* [Exercise objective]: Please filter the entries and return only the lines that include "correction".

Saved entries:
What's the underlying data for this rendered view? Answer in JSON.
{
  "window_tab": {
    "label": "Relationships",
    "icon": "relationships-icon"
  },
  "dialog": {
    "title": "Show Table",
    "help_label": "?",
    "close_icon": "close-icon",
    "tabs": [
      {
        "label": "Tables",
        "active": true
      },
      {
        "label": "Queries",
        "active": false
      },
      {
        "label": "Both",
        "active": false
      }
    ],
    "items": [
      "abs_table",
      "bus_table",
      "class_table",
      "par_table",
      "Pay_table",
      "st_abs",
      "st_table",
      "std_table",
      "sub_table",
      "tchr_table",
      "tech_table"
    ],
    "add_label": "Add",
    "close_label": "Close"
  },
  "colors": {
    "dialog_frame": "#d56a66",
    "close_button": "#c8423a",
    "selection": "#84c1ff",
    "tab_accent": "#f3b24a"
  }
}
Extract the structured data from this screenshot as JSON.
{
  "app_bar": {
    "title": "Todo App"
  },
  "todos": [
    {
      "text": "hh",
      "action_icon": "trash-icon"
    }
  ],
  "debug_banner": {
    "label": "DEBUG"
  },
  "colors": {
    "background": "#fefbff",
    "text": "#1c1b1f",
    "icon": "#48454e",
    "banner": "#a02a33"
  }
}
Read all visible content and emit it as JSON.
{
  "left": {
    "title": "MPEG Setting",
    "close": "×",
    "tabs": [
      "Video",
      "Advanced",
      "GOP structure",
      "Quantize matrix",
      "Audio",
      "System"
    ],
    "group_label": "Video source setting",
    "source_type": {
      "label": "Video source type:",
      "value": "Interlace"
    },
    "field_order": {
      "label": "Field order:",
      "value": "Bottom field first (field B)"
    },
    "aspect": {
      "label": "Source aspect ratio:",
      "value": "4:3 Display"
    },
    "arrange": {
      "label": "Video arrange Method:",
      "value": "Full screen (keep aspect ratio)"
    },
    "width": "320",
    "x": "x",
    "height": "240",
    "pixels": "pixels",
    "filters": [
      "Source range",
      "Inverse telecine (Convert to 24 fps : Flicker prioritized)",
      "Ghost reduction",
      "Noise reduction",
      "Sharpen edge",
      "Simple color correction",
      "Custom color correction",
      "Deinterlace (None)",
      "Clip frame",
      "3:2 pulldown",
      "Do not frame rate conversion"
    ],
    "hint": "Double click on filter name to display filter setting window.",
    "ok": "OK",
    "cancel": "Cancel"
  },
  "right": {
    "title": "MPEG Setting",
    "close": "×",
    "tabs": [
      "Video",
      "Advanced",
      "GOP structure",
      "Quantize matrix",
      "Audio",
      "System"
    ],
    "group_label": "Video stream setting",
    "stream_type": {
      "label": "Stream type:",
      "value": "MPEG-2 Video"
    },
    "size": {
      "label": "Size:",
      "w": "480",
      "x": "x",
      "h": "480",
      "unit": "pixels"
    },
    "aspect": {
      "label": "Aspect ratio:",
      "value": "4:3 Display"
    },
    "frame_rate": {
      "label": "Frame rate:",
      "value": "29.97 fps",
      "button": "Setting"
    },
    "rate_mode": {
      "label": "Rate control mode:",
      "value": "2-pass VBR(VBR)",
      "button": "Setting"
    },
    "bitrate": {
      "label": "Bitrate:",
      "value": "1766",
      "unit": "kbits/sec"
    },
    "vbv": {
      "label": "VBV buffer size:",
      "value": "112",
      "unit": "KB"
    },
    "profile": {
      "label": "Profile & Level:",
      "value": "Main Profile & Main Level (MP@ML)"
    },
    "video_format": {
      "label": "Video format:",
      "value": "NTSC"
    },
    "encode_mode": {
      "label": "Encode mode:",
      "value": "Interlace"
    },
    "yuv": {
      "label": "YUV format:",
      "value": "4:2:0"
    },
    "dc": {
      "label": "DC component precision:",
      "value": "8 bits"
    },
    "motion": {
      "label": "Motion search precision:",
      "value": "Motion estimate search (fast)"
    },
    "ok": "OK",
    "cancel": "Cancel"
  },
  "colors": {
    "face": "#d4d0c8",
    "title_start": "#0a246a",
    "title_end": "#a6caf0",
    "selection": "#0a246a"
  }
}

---

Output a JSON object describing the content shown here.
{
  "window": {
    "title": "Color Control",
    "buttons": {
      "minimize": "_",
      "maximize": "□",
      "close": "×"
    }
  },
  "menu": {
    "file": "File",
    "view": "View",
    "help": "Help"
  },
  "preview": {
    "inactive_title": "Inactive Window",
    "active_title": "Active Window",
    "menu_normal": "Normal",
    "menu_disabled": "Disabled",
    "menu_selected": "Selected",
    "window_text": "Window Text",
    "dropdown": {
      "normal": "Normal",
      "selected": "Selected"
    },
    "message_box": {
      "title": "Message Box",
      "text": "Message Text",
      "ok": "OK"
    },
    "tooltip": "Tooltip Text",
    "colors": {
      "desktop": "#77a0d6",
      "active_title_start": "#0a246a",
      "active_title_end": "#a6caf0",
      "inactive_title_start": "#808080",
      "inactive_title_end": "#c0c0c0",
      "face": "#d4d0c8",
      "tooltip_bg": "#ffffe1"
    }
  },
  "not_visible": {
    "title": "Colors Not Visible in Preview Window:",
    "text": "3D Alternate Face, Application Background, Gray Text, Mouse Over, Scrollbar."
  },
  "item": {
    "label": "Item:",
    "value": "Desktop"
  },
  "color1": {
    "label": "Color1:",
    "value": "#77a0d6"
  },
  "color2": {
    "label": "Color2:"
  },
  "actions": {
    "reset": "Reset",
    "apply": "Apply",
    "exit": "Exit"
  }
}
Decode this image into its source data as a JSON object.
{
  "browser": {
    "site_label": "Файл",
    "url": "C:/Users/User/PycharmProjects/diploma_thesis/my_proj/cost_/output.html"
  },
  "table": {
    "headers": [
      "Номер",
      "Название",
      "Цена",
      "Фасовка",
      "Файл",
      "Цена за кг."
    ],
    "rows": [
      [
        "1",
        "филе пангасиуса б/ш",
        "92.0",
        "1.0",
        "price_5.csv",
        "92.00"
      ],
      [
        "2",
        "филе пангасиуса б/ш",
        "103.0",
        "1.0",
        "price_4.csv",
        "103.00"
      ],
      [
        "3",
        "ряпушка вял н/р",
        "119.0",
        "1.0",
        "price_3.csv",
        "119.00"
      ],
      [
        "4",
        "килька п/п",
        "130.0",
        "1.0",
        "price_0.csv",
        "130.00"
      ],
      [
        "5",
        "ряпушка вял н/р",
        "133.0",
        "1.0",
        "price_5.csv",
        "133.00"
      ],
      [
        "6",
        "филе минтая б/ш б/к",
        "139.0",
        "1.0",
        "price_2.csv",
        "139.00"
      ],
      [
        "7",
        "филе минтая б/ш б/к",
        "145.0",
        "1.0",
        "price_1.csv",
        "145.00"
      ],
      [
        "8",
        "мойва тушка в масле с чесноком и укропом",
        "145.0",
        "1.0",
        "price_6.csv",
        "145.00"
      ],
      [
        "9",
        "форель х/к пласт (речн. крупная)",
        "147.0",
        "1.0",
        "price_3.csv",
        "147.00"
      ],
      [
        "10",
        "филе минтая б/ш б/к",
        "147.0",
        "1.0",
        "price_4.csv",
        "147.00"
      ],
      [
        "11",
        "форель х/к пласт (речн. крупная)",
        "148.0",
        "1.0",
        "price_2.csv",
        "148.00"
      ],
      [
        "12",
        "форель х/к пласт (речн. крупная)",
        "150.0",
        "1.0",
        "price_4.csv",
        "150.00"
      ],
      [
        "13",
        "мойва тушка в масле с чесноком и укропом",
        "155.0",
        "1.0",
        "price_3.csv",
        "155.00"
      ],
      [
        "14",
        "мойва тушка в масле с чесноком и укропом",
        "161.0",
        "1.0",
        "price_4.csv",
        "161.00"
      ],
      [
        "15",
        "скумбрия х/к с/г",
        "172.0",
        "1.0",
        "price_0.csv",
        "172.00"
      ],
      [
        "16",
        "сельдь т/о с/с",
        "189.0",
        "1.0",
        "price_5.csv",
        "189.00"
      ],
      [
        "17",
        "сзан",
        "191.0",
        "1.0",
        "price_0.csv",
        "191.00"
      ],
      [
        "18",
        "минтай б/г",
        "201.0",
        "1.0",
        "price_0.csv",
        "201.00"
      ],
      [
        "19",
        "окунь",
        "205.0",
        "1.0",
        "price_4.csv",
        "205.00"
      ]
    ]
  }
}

* [Solution to this exercise]:
      "Simple color correction",
      "Custom color correction",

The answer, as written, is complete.